Tough Hands No. 7

Tough Hands No. 7

I think it’s inevitable that faith is an indispensable factor in the equation of ranching. After all, your life is tied to myriad forces out of your control: weather, disease, markets and luck. Trust and faith become more than a trivial matter, for you are left no choice but to admit the land and nature are larger than you.

Moreover, you’re reminded every morning and evening (on the back of a horse, if you’re really lucky) that the West is a magical place as the giant sun rises and sets amidst fiery-hued clouds on the horizon of one of the most breathtaking places on Earth, the American High Plains. One sunrise, the sunbeams breaking through the dark clouds onto a wide-sweeping vista, and you’re hooked.

Faith? Indeed. But a celebration of majesty as well.

Tough Hands No. 6

Tough Hands No. 6

Tough Hands No. 6

“His saddle was his most prized possession; it served as his chair, his workbench, his pillow at night,” wrote Geoffrey C. Ward, author of The West. Today’s ranch hands have more to their names, including trucks, trailers, smartphones, and computers. But the tack of the trade–saddle, blanket, chaps, bridle, and other gear–remains as the central object of pride in ownership for the American rancher, and the details of that pride are easily evident here.

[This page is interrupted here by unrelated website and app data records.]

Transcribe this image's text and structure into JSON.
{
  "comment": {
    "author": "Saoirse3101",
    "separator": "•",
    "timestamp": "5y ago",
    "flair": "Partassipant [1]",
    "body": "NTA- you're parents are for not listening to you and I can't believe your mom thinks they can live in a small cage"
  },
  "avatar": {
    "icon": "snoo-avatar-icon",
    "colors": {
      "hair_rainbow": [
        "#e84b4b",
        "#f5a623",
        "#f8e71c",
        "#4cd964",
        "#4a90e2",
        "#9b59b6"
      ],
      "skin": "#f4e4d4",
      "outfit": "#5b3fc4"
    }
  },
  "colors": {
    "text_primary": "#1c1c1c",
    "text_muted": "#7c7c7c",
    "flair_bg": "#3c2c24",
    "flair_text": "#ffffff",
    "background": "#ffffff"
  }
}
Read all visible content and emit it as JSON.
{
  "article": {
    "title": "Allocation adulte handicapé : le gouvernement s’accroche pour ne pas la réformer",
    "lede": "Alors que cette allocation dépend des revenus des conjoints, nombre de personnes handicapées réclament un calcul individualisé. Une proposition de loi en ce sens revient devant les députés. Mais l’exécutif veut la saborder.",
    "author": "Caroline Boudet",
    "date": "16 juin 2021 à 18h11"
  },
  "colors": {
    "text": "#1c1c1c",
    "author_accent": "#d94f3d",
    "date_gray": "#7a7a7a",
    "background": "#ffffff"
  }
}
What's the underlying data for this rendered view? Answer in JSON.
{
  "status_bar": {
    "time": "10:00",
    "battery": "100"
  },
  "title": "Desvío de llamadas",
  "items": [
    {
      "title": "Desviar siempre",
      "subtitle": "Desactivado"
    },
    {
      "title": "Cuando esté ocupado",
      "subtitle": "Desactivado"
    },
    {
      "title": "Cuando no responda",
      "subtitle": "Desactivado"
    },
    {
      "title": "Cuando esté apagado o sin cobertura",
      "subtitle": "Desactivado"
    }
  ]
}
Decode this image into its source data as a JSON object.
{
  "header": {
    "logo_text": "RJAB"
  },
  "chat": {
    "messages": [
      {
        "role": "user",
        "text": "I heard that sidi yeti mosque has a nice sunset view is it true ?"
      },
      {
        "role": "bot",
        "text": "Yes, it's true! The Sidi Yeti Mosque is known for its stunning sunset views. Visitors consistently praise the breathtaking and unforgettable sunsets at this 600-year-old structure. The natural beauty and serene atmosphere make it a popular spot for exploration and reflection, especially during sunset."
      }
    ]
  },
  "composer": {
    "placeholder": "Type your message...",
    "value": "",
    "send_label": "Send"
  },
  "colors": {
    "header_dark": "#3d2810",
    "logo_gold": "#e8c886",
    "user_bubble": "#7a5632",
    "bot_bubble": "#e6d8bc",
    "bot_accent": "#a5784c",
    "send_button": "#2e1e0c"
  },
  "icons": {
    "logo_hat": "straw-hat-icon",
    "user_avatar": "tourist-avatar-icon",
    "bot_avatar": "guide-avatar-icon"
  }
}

Tough Hands No. 2

Tough Hands No. 2

Tough Hands No. 2

“That looks like an advertising image,” said Liz, my friend and fellow professional photographer.

“Maybe,” I answered, “but there’s a difference between an advertising image and this one.”

“Oh? What’s that,” Liz asked.

“Look at the boot,” I returned. “No advertising image could capture a boot that had been so ‘prettied up’ by ranch life. This is a document, not propaganda.”

Liz and I have shot together for countless hours, brandings upon brandings, landscapes beyond count, ghost towns unnamed. She sat and pondered for a moment, then spoke.

“Mmm-hmm. You’re right. That boot couldn’t be anything but real.”